The Yamaha DX7 needs no introduction. Released in 1983, the first commercially available FM synth that changed the face of pop music for over a decade now has a software emulation in the Arturia DX7 V. Frequency Modulation software synths have been around for a while. FM7 and subsequently FM8 from Native Instruments being one of the more popular ones. The DX7 V from Arturia still keeps the aesthetics of the Yamaha DX7 while fully embracing the advantages of a computer GUI.
You get a 6-operator FM synth with 32 fixed algorithms just like the original hardware. On top of that, each operator has multiple waveforms, a filter section and feedback. There’s a Modulation section where you can modify each operator's envelope. You also get 2 LFOs and a step sequencer that can be freely assigned to modulate multiple parameters in the matrix section. There is a global effects section with 11 effect modules for 4 effects slots which can be routed in series or parallel.
Some might say it's a bit too late to the FM synthesis game but I say, better late than never!
The last new synth in the V Collection is a modeled clavinet. The clavinet is quite a popular keyboard instrument found in many DAWs and samplers as stock presets. The problem with those stock samples is that they are not detailed and most lack any character. The Clavinet V address that with a completely modeled version of the original D6 model from Hohner. You get two pickups and a 6 core pickup design, two dual-position pickup selector switches and a damping slider. You can virtually open up the Clavinet V and select from different profiles or even change up some of the physically modeled characteristics with 8 separate dials.

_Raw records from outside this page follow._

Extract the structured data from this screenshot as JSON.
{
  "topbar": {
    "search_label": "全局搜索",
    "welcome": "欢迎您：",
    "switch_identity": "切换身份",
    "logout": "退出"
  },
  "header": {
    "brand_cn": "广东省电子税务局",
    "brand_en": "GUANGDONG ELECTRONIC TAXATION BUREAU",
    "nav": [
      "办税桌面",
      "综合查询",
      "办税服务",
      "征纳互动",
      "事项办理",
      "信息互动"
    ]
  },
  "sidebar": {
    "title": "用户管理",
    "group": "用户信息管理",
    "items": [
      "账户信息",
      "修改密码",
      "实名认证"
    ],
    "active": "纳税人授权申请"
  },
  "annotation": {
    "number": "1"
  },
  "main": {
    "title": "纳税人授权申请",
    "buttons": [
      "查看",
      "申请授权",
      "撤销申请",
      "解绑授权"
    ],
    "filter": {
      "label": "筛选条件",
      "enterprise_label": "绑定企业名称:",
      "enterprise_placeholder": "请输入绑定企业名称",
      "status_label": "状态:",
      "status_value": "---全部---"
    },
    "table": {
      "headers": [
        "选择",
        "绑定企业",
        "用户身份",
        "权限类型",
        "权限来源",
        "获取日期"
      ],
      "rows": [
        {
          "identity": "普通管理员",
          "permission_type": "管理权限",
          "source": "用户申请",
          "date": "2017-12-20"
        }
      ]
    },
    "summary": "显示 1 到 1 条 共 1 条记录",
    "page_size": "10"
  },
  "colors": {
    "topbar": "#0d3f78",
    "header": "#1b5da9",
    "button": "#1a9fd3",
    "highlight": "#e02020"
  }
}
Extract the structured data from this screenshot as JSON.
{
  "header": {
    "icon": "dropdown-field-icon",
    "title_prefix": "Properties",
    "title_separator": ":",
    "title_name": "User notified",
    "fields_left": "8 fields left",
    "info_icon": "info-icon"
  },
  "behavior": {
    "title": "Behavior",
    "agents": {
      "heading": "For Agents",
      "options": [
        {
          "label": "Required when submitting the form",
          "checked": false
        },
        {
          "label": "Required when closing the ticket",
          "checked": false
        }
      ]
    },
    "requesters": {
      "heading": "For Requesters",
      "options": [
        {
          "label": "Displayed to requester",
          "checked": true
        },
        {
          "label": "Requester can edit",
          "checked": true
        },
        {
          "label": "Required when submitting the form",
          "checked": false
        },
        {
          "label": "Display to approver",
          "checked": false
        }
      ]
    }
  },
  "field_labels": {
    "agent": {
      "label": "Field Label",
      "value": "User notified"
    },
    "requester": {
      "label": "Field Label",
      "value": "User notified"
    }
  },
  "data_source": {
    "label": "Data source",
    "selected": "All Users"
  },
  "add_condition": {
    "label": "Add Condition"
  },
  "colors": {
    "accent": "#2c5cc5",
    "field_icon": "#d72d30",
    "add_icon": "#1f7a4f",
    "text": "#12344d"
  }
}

Aside from the actual instrument, the Clavinet V also has 7 different stomp box style effects of which 4 can be used simultaneously. You also get a modeled tube amplifier and all of its controls can be very intuitively be controlled directly on the GUI.
The V Collection has already established itself as the most comprehensive collection of virtual classic hardware synthesizers and real instruments (piano/EP/organ etc). With version 6, Arturia has taken this to the next level, especially considering their first west coast style software synthesizer model. This is good news for the future because there’s so much more to explore in that west coast world and doing it with software is always a more affordable endeavor.
The sound of all these modeled instruments is on a par with their hardware counterparts. They will never sound exactly the same, but are the next best thing. This is in some cases achieved at a cost - more CPU usage. Even one instance of the Buchla Easel V can drain my 2015 MacBook Pro 13 inch, although newer machines and desktops will fare better. Since this is still the earliest version of the software I am expecting the CPU usage to drop in subsequent updates. I say this because all of the version 5 instruments take up a lot less CPU on the same machine. But of course a more powerful desktop computer should be able to handle these instruments as is.
Price: 399 EUR until Jan 10, 2018
Regular price 499 EUR
Upgrade deals available for a limited time here.
Pros: The only software emulation of the Buchla Music Easel.
Cons: Taxing on older CPUs
Watch Artruia V Collection video tutorials: https://ask.audio/academy?nleloc=application/arturiav